Waiting for the Night by Julie Thorndyke, illustrated by Anna Seed (IP Kidz) HB RRP $26.00 ISBN: 9781925231519

Reviewed by Dannielle Viera

‘Magic comes at night’ for Australia’s many nocturnal creatures. As dusk falls across the landscape, animals and birds await the cover of darkness before stirring from their slumber. The flying fox clings to the branch, ‘wrapped in soft wings’, while possums are curled up ‘well out of sight’. Torch in hand, a little boy sees the night come to life as eyes twinkle at him from every direction.

Waiting for the Night is a gentle rhyming story for children aged eight and under. With tranquil text that reflects the dreamy nature of the creatures before the sun goes down, this is an ideal book for bedtime reading. Julie Thorndyke beautifully blends real-life observations of Australian native animals and birds with captivating imagery, ensuring that her characters are authentic yet appealing.

Anna Seed’s full-spread colour illustrations support and augment the text admirably. From the olive green of bush foliage and the vibrant red of the Sturt’s desert pea to the stunning oranges streaking across the background at sunset, Anna has expertly captured the unique tones of various Australian environments. Her subtle change in sky colour from image to image as day becomes night is superb, while her renditions of fauna successfully tread the fine line between realism and idealism.

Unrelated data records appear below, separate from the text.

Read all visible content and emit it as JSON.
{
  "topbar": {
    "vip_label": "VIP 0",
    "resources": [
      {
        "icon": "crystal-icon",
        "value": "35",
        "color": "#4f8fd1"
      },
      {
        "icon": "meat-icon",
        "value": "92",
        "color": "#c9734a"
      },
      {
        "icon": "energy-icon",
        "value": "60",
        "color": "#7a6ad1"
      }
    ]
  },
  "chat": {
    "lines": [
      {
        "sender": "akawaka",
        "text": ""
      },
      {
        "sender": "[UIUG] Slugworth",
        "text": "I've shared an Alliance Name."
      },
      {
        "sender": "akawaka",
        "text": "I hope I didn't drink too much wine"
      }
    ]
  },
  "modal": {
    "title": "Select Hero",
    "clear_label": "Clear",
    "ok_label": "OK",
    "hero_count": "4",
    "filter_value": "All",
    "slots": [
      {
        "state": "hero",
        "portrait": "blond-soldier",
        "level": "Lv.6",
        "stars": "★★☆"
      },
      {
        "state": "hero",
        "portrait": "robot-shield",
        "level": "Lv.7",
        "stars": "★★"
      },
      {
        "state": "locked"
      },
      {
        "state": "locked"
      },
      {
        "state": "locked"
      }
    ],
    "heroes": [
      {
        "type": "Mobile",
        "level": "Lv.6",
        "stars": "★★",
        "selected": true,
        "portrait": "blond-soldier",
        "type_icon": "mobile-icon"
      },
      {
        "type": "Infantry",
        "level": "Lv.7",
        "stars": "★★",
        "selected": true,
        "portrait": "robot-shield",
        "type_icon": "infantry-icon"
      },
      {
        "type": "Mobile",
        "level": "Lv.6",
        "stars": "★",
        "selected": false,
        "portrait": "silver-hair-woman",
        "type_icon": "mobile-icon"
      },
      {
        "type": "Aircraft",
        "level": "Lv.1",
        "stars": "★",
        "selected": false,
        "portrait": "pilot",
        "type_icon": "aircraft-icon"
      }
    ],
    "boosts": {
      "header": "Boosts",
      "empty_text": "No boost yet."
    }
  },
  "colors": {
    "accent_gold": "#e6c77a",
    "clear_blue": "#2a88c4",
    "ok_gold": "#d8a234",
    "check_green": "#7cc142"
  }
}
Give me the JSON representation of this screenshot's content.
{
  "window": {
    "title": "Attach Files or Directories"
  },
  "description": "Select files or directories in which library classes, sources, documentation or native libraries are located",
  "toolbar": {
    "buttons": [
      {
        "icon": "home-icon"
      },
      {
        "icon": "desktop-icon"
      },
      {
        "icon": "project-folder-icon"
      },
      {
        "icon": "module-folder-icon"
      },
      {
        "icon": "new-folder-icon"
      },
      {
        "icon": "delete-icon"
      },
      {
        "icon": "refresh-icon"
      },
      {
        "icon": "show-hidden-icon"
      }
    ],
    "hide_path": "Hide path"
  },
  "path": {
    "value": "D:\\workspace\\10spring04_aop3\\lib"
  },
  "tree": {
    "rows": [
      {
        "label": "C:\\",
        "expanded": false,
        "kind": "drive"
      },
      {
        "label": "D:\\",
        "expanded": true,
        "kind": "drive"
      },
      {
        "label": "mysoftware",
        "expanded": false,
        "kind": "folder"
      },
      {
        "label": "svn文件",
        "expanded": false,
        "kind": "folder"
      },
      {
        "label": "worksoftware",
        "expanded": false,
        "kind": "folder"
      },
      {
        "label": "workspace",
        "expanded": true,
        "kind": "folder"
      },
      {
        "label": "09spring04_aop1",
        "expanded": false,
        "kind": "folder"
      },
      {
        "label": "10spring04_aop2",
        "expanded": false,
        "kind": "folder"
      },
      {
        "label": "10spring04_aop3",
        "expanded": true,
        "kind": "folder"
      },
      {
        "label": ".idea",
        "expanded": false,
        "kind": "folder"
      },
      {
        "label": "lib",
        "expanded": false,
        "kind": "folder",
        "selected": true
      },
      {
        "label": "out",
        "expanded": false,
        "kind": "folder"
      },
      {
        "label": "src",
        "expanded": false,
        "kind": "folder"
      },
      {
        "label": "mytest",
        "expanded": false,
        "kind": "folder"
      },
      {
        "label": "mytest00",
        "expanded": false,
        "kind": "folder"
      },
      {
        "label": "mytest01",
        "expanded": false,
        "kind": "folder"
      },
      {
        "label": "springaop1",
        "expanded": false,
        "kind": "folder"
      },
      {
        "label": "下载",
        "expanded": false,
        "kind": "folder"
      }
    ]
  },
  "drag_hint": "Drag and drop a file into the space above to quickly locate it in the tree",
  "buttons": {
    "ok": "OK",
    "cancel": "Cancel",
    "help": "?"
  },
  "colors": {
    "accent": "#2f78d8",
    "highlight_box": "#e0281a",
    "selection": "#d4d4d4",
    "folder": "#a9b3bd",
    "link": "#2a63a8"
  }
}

The pairing of simple, rhythmical text and calm illustrations makes this book the perfect choice for reading aloud to youngsters before they go to sleep. As they drift off, children are sure to enjoy pleasant dreams about the countless charming creatures that are ‘waiting for the night’.

Sunday, 15 July 2018

Buzz Words Achievers


Augustus Brown by Margaret Pearce is a rhyming picture book illustrated by 13-year-old Xanthe Turner and published by Turner Books. It is a poem about a pet spider. As most mothers have a bias against spiders Augustus had to settle to only being a fantasy pet. This is not a disappointment as interesting things happen and keep on happening with a fantasy spider that is the cutest pet around. The book is available on Amazon, Booktopia, Fishpond, Angus & Robertson, Barnes and Noble. It is official released in August 2019.



Julie Thorndyke’s
 first children’s picture book Waiting for the Night, with illustrations by Anna Seed, has been published by Interactive Press. A review of it by Dannielle Viera will appear in www.buzzwordsmagazine.com on 25 July.



Kate Simpson's debut picture book, Finding Granny was released this month through EK Books. Finding Granny is beautifully illustrated by Gwynneth Jones and tells the story of a special relationship between a grandmother and granddaughter that is turned on its head when Granny has a stroke.



Congratulations to Jo Mularczyk who entered the recent Short short short story competition (21 words) run by the Australian Writers’ Centre. They received almost 1000 entries, so naturally Jo was thrilled to have two of her entries placed in the list of finalists and one named among the five winners included in their newsletter.